#### THE RECORDS:
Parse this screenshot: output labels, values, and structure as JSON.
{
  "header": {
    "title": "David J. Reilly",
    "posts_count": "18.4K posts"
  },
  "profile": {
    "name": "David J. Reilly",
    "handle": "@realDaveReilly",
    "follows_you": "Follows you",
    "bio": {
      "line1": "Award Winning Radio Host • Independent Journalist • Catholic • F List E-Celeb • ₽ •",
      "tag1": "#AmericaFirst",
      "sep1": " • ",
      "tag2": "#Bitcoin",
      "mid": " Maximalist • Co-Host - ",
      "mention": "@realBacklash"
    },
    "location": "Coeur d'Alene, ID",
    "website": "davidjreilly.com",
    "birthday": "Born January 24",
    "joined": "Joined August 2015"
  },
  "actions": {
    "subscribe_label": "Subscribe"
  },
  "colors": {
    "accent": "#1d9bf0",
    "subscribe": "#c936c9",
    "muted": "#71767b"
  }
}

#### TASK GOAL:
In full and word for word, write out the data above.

#### WRITTEN RESPONSE:
Parse this screenshot: output labels, values, and structure as JSON.
{
  "header": {
    "title": "David J. Reilly",
    "posts_count": "18.4K posts"
  },
  "profile": {
    "name": "David J. Reilly",
    "handle": "@realDaveReilly",
    "follows_you": "Follows you",
    "bio": {
      "line1": "Award Winning Radio Host • Independent Journalist • Catholic • F List E-Celeb • ₽ •",
      "tag1": "#AmericaFirst",
      "sep1": " • ",
      "tag2": "#Bitcoin",
      "mid": " Maximalist • Co-Host - ",
      "mention": "@realBacklash"
    },
    "location": "Coeur d'Alene, ID",
    "website": "davidjreilly.com",
    "birthday": "Born January 24",
    "joined": "Joined August 2015"
  },
  "actions": {
    "subscribe_label": "Subscribe"
  },
  "colors": {
    "accent": "#1d9bf0",
    "subscribe": "#c936c9",
    "muted": "#71767b"
  }
}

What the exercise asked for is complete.